Morgan McCaul, sexual assault advocate and survivor of Larry Nassar, spoke at Grand Rapids Community College as part of Title IX’s “Healing Through Advocacy” event at the Library and Learning Commons on Tuesday.
McCaul was one of the first eight victims to speak out against Nassar’s abuse in 2016 after having been treated for a dance injury by Nassar at the age of 12. She stopped seeing him for her original dance injury at the age of 15, but by then she had accumulated physical and emotional injuries at the hands of Nassar and his sexual abuse.
“My appointments with Larry Nassar ended in 2015 in the same year my mental health spiraled absolutely out of control,” McCaul said. “The little girl that adored dance class couldn’t get out the door to the studio, let alone get out of bed. I became anxious, explosive, intensely sensitive to criticism and questions. My grades, which had been pristine, plummeted as school became a scary place.
“I sobbed night after night, and I begged my parents… to let me take online classes,” McCaul continued. “I isolated myself. I couldn’t bring myself to spend time with friends or even text them back. I wanted to die. I was hospitalized shortly before my 16th birthday diagnosed with depression, and my parents went from raising me and being proud of me to being on suicide watch.”
After the first victims went public with their stories of sexual abuse by Nassar, McCaul joined their cause and spoke up about her own experiences with the disgraced doctor. McCaul is now focused on speaking publicly about her story to raise awareness to sexual abuse and assault and is an advocate for victims, which McCaul attributes to her own healing process.
McCaul’s keynote address was followed by a panel discussion including McCaul, GRCC Title IX Coordinator Kimberly DeVries, YWCA Director of Clinical Services Patti Haist and GRCC Counseling and Career Center Development Counselor/Interim Program Director Stacey Heisler.
DeVries spoke about GRCC’s Title IX process and what students need to do in case they are faced with a situation on campus relating to sexual assault, abuse, dating violence, harassment or any other questionable situation where students feel uncomfortable.
The initial reporting can take place at DeVries’s office in the Bostwick Office, by the first floor of the Bostwick Parking Ramp off of Fountain Street, or it can be done through a staff or faculty member.
“A lot of people also talk to faculty or staff or advisers of student organizations and make a complaint or report to them and then they will refer it onto me,” DeVries said. “So if we get a report from anyone about anything that falls within our sexual misconduct policy – sexual harassment, stalking, sexual exploitation, domestic or dating violence – we will reach out to the person involved… and invite them into a conversation about what they would like to do and what resources they might need and what we can provide.

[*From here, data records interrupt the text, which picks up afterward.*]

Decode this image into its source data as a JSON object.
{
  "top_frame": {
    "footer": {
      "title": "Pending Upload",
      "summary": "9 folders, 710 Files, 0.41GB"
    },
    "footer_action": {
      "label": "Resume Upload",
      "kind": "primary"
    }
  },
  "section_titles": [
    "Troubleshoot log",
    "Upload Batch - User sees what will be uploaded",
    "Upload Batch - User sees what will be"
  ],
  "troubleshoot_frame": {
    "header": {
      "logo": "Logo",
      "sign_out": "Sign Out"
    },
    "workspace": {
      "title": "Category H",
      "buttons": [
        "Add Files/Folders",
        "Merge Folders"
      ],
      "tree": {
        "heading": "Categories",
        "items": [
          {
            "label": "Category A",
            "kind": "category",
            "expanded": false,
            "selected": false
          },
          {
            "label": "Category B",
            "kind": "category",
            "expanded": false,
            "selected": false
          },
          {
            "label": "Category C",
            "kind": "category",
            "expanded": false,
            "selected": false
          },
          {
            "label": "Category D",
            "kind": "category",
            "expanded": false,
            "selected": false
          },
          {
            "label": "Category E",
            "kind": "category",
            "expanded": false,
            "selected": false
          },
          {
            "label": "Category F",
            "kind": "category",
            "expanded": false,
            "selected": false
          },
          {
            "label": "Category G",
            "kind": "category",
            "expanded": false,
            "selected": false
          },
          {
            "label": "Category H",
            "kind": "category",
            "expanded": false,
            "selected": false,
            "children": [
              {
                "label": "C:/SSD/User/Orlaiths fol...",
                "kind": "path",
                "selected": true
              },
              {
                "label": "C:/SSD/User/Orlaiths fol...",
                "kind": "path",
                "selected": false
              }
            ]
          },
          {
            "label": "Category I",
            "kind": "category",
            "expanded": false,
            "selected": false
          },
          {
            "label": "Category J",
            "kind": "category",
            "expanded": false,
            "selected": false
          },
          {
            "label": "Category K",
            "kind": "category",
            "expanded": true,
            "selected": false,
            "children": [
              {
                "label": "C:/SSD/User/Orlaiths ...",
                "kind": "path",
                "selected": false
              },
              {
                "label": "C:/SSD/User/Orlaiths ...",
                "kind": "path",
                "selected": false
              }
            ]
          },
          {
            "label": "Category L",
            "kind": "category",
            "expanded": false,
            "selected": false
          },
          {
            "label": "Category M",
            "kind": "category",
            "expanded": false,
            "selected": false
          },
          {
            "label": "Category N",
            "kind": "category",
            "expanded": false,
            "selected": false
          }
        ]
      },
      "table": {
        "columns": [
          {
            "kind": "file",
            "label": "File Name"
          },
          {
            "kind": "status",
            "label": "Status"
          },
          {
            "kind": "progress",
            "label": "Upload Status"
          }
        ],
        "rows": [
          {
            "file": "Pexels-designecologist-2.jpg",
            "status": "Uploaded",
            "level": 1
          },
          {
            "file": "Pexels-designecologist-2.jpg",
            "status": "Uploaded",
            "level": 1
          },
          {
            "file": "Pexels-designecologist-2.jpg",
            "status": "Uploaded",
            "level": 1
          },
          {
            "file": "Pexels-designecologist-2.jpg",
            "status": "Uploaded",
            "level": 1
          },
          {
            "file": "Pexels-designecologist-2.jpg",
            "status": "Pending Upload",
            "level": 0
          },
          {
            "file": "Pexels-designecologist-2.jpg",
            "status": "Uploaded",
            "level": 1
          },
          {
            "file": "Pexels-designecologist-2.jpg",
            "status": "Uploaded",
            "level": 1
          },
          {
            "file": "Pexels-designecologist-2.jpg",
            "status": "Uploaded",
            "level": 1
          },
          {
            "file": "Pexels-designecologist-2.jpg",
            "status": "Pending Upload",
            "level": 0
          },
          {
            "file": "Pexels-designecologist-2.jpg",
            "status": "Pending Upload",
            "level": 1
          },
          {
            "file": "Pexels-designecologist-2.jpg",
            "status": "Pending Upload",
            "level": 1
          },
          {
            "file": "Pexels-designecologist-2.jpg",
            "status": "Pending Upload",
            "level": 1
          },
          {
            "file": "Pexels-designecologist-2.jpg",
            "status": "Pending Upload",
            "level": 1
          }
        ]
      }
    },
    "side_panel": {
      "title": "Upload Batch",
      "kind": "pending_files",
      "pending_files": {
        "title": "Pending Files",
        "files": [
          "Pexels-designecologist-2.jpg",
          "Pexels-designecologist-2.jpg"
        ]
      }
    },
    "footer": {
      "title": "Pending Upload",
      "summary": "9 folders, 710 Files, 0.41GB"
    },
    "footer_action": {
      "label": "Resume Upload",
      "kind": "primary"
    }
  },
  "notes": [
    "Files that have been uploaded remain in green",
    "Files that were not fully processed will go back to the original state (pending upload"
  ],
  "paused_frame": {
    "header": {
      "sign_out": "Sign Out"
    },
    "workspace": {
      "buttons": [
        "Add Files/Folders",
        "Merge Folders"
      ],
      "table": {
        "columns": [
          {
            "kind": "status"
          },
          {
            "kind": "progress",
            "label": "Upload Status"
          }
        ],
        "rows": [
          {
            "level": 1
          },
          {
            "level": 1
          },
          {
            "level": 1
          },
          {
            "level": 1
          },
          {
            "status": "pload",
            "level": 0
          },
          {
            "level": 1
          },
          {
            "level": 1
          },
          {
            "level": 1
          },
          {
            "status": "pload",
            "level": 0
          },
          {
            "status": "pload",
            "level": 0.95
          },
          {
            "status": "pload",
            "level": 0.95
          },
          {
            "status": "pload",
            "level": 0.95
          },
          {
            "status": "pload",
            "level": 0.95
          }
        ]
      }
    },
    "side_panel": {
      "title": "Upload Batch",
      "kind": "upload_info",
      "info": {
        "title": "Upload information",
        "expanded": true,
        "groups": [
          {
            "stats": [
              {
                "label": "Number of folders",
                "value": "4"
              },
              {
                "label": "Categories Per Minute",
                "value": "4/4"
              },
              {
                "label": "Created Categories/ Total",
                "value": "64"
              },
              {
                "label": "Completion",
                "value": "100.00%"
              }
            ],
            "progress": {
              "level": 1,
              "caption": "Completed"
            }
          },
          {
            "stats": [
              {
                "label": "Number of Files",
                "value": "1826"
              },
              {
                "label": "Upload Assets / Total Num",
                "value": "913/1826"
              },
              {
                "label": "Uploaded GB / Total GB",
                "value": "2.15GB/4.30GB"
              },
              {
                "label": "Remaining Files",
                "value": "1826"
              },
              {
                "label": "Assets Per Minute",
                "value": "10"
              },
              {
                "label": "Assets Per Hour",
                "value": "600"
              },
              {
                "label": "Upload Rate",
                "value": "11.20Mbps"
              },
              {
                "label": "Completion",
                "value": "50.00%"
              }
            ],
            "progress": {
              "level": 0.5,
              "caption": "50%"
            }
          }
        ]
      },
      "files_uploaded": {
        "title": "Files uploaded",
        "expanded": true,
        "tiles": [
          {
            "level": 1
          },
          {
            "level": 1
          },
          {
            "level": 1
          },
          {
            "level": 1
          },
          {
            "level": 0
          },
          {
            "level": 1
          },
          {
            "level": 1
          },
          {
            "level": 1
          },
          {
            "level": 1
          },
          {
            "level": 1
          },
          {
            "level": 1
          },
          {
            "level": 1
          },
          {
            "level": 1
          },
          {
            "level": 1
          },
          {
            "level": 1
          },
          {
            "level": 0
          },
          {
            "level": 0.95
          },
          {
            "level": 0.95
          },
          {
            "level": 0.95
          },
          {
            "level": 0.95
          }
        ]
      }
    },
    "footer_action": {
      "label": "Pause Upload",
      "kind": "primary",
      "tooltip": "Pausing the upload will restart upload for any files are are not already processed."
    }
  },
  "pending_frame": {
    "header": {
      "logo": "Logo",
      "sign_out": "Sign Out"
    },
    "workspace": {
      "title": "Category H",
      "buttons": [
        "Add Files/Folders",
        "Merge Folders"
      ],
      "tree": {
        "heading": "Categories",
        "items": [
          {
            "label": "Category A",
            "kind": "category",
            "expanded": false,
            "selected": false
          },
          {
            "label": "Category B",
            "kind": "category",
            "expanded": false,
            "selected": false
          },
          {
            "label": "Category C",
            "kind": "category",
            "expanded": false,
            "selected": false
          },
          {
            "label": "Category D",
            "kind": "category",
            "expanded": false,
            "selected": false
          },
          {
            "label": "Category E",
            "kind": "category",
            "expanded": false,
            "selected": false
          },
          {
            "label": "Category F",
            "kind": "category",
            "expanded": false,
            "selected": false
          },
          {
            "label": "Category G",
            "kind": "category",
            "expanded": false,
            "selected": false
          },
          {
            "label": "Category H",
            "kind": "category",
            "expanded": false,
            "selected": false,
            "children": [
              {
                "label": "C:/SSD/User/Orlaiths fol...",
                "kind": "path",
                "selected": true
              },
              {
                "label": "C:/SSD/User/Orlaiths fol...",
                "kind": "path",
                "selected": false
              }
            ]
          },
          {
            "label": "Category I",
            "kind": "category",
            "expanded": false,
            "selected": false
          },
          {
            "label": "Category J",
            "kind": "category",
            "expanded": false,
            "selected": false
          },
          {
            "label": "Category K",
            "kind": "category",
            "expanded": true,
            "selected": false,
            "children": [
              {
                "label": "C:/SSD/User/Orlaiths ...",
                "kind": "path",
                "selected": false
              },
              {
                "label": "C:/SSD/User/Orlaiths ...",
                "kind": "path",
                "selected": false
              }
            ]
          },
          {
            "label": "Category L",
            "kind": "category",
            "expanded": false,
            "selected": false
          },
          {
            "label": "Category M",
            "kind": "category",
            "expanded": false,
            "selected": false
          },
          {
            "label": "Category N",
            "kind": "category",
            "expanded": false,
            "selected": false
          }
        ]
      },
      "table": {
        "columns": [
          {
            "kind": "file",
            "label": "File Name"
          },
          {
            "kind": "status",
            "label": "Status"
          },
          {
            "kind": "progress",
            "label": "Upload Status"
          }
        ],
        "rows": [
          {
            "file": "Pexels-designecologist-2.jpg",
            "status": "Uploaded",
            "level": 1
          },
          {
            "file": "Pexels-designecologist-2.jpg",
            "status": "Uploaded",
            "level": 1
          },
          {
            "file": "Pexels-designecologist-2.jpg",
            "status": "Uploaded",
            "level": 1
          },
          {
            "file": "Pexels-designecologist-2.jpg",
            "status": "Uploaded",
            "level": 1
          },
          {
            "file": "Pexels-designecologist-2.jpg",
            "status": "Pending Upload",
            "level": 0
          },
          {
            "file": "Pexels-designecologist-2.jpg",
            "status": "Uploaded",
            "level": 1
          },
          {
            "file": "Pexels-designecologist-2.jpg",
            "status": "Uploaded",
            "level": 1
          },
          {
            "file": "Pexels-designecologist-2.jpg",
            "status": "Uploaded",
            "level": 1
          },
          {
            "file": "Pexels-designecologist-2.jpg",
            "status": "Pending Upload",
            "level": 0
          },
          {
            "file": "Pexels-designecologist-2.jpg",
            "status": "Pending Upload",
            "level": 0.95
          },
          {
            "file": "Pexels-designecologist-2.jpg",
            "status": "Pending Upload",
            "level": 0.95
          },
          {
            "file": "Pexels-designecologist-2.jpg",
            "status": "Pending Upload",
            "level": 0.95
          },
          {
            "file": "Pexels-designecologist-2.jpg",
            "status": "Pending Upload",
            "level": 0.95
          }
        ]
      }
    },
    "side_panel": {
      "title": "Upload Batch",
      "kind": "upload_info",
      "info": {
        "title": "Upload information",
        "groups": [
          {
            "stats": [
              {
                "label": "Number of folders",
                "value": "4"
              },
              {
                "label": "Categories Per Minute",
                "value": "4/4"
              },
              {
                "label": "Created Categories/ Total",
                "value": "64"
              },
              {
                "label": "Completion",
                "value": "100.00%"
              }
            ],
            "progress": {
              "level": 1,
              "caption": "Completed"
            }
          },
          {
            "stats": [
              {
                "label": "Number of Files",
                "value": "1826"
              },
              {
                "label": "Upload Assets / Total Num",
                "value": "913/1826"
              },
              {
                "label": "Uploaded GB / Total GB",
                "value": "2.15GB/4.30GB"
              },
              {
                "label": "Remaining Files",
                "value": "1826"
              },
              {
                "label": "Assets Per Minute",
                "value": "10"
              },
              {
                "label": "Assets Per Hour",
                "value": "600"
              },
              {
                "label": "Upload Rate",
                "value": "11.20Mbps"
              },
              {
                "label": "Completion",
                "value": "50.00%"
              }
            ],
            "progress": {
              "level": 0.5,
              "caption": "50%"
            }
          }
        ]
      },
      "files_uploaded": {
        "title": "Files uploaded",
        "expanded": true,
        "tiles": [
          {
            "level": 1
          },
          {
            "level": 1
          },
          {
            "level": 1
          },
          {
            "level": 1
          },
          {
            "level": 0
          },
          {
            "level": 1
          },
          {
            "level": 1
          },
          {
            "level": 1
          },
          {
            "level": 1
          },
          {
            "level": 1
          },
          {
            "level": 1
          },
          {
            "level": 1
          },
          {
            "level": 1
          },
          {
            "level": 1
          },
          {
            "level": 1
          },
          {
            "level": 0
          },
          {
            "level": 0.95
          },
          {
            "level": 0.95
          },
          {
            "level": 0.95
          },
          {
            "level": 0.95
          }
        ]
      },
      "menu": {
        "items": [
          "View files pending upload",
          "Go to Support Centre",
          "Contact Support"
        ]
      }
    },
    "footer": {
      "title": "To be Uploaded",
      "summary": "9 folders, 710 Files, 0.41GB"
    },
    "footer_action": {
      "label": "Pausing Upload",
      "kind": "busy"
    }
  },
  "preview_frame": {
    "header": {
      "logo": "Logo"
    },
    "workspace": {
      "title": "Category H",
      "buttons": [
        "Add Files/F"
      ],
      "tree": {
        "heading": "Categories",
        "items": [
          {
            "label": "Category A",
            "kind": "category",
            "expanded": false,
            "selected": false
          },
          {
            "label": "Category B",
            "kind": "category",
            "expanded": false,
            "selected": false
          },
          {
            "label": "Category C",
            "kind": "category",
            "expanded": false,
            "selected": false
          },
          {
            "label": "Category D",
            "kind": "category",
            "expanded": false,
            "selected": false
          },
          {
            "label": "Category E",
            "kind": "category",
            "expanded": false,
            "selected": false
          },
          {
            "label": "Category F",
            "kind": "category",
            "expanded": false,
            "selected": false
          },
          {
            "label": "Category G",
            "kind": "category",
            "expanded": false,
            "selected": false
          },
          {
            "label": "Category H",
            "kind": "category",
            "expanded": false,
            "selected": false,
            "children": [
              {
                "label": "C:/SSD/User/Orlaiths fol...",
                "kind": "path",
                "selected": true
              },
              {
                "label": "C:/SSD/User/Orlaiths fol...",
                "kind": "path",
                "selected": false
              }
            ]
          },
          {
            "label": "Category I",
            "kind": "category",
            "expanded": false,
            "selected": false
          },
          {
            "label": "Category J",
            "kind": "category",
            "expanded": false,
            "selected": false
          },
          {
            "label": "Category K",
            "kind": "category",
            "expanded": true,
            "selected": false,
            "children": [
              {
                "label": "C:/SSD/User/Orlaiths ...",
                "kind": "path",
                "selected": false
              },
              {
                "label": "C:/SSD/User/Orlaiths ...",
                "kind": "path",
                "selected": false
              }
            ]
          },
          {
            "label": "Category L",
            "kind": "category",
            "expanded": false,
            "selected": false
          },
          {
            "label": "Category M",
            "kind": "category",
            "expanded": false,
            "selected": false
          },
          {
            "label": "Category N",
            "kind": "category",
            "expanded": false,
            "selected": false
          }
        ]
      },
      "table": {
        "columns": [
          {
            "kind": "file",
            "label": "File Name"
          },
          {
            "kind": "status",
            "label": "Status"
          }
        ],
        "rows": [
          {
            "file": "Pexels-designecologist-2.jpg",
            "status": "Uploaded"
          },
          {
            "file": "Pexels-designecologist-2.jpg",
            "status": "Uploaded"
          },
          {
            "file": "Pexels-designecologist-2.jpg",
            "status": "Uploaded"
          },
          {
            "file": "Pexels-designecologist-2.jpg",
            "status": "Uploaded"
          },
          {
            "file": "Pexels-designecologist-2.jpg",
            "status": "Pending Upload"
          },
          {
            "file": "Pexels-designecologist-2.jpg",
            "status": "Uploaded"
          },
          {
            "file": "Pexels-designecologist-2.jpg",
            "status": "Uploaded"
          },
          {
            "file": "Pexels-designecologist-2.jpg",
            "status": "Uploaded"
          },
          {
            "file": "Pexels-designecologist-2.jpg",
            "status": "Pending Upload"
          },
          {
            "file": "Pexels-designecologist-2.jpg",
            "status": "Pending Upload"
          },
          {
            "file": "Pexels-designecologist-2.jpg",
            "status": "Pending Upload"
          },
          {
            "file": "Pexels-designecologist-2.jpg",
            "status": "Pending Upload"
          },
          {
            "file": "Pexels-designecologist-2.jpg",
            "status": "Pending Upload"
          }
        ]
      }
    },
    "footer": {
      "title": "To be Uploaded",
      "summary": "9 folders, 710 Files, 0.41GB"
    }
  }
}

If the other person involved, the perpetrator of whatever happened, is within our jurisdiction, so it’s a student or community member at GRCC, then we would talk about the possibility of an investigation that could result in sanctions within our conduct code. But if they’re not, and a lot of times they’re not, then our conversation focuses on resources.”
The resources offered either stay within the GRCC community, with referrals to a counselor, or to outside facilities like the Young Women’s Christian Association (YWCA), located at 25 Sheldon Ave. in downtown Grand Rapids.
There are 10 counselors at GRCC who are trained to respond to same-day counseling needs and three counselors – including Heisler, Andre Fields and Emily Nisley – who offer ongoing services.
“We also do a lot of programing around workshops and coping skills strategies for mental health,” Heisler said. “Also we have the suicide prevention grant here at GRCC which is in its last six months… ”
At the YWCA, victims can get an array of services including a free medical forensic examination after an assault has occurred without needing to go to the emergency room, where Haist says victims of sexual assault have taken a back seat to other urgent patients suffering from heart attacks and other emergencies.
“Victims of sexual assault come to us for their medical forensic examination, no longer needing to go to a hospital emergency room” Haist said. “Hospitals know that this is not a patient population that they serve well. In the past, when victims were going to the emergency departments, they were there for hours… Now, if we know what time the patient is coming to us, from the time they get there until the time they leave it’s usually about a two-hour timeframe.”
In order to properly process a forensic examination, or what is commonly known as a rape kit, there are certain guidelines for patients to follow.
“The timeframe from the assault has to be within 120 hours and the victim needs to be able to consent to the exam,” Heisler said. “If say that alcohol was involved as part of the assault and the victim is intoxicated we would say ‘take some time to sleep and then we could do your exam tomorrow’ so it would still be within that 120 hours or five days.”
The YWCA can keep that kit for upto 18 months and the victim can decide at any point during that time frame whether they want to send it off to the local police department for processing.
For more information on Title IX policies at GRCC, visit their page on GRCC’s main site. There, students can find information on how to file a complaint or to reach out to the Title IX team. To reach the YWCA’s 24-hour confidential crisis hotline, call (616) 454-9922.
To watch the full speech and the discussion panel, click here or watch below.